→ **Task instructions**
Beginning with the line that holds "Output a JSON" and ending with the last line of the entries below, copy every line exactly and nothing else, with the pictures left out.

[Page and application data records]
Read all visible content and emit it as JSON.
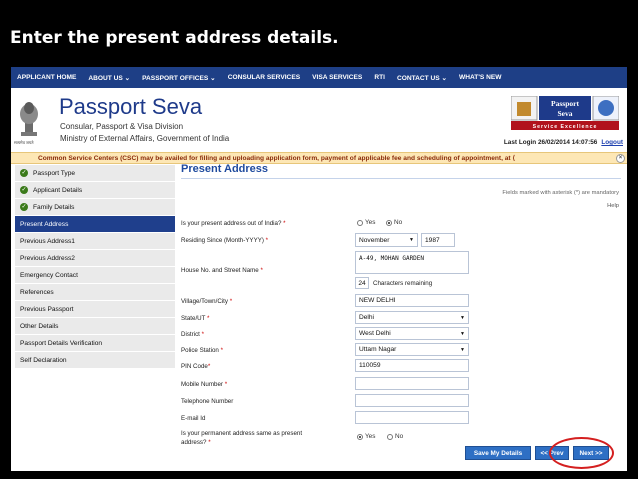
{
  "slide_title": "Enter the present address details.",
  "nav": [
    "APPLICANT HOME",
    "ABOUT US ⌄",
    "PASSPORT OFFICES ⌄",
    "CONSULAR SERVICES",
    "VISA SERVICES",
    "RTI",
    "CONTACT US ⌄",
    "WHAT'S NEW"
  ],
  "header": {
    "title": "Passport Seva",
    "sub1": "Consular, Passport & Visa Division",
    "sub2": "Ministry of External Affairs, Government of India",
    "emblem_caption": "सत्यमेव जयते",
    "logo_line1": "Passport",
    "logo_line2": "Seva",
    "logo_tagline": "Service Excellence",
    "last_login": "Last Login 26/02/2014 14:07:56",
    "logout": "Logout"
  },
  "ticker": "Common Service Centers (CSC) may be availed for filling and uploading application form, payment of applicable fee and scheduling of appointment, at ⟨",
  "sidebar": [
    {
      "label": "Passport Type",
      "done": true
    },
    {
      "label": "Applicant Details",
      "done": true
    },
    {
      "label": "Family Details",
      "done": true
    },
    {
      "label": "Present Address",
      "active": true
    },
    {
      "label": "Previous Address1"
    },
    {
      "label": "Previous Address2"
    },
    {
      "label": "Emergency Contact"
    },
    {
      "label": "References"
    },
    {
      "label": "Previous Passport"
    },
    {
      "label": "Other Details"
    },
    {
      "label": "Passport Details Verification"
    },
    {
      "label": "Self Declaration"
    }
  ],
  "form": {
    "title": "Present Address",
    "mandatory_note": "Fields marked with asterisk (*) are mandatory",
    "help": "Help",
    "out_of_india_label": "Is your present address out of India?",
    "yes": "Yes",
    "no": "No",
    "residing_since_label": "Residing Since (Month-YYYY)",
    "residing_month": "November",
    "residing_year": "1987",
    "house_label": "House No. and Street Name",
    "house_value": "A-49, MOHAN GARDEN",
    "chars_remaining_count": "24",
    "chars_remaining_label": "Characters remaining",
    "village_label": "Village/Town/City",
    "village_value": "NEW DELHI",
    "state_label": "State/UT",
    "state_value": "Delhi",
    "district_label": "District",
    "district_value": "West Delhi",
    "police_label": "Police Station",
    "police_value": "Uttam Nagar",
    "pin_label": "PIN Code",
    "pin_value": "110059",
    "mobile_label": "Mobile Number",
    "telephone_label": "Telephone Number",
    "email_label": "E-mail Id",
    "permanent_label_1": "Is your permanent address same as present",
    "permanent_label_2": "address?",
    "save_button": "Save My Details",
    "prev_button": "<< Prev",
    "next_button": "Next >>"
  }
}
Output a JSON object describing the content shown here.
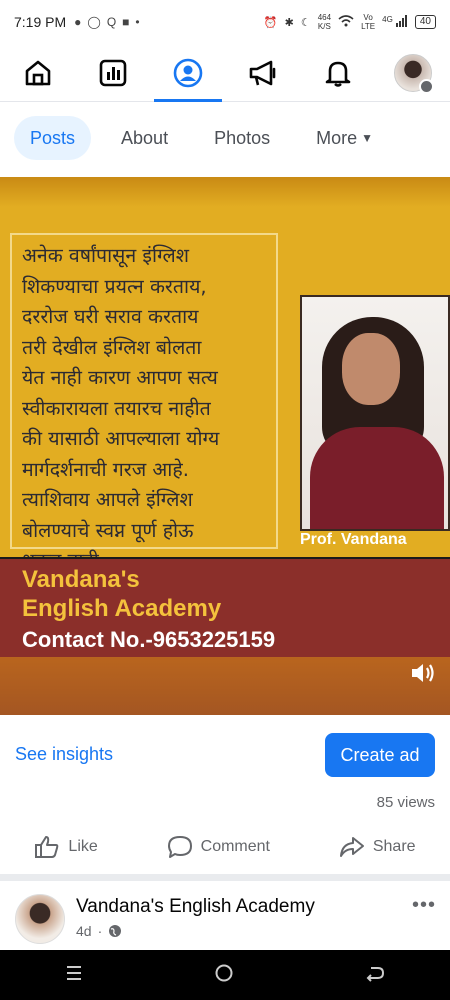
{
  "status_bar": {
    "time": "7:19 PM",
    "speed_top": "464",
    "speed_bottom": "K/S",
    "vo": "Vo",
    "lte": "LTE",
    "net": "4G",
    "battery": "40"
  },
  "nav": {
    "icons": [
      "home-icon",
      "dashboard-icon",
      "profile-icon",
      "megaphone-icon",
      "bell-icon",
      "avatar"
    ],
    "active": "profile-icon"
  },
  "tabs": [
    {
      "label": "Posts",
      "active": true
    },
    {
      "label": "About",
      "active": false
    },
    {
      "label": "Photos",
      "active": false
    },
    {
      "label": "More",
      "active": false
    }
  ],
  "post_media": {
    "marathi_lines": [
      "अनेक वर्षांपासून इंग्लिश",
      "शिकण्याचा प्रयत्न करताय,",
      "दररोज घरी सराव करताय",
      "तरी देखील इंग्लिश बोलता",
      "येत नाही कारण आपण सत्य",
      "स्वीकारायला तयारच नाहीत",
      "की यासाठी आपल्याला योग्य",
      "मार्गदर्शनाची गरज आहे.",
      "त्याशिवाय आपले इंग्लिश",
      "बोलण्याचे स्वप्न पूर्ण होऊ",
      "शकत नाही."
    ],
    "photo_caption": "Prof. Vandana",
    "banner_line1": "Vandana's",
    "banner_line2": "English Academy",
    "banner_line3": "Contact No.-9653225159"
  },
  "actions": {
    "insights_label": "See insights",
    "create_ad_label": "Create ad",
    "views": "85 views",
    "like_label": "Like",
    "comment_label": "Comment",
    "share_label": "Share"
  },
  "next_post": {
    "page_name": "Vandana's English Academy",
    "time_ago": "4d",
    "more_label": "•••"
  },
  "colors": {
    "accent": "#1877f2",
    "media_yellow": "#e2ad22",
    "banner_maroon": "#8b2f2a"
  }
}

→ **Solution to the problem**
Output a JSON object describing the content shown here.
{
  "status_bar": {
    "time": "7:19 PM",
    "speed_top": "464",
    "speed_bottom": "K/S",
    "vo": "Vo",
    "lte": "LTE",
    "net": "4G",
    "battery": "40"
  },
  "nav": {
    "icons": [
      "home-icon",
      "dashboard-icon",
      "profile-icon",
      "megaphone-icon",
      "bell-icon",
      "avatar"
    ],
    "active": "profile-icon"
  },
  "tabs": [
    {
      "label": "Posts",
      "active": true
    },
    {
      "label": "About",
      "active": false
    },
    {
      "label": "Photos",
      "active": false
    },
    {
      "label": "More",
      "active": false
    }
  ],
  "post_media": {
    "marathi_lines": [
      "अनेक वर्षांपासून इंग्लिश",
      "शिकण्याचा प्रयत्न करताय,",
      "दररोज घरी सराव करताय",
      "तरी देखील इंग्लिश बोलता",
      "येत नाही कारण आपण सत्य",
      "स्वीकारायला तयारच नाहीत",
      "की यासाठी आपल्याला योग्य",
      "मार्गदर्शनाची गरज आहे.",
      "त्याशिवाय आपले इंग्लिश",
      "बोलण्याचे स्वप्न पूर्ण होऊ",
      "शकत नाही."
    ],
    "photo_caption": "Prof. Vandana",
    "banner_line1": "Vandana's",
    "banner_line2": "English Academy",
    "banner_line3": "Contact No.-9653225159"
  },
  "actions": {
    "insights_label": "See insights",
    "create_ad_label": "Create ad",
    "views": "85 views",
    "like_label": "Like",
    "comment_label": "Comment",
    "share_label": "Share"
  },
  "next_post": {
    "page_name": "Vandana's English Academy",
    "time_ago": "4d",
    "more_label": "•••"
  },
  "colors": {
    "accent": "#1877f2",
    "media_yellow": "#e2ad22",
    "banner_maroon": "#8b2f2a"
  }
}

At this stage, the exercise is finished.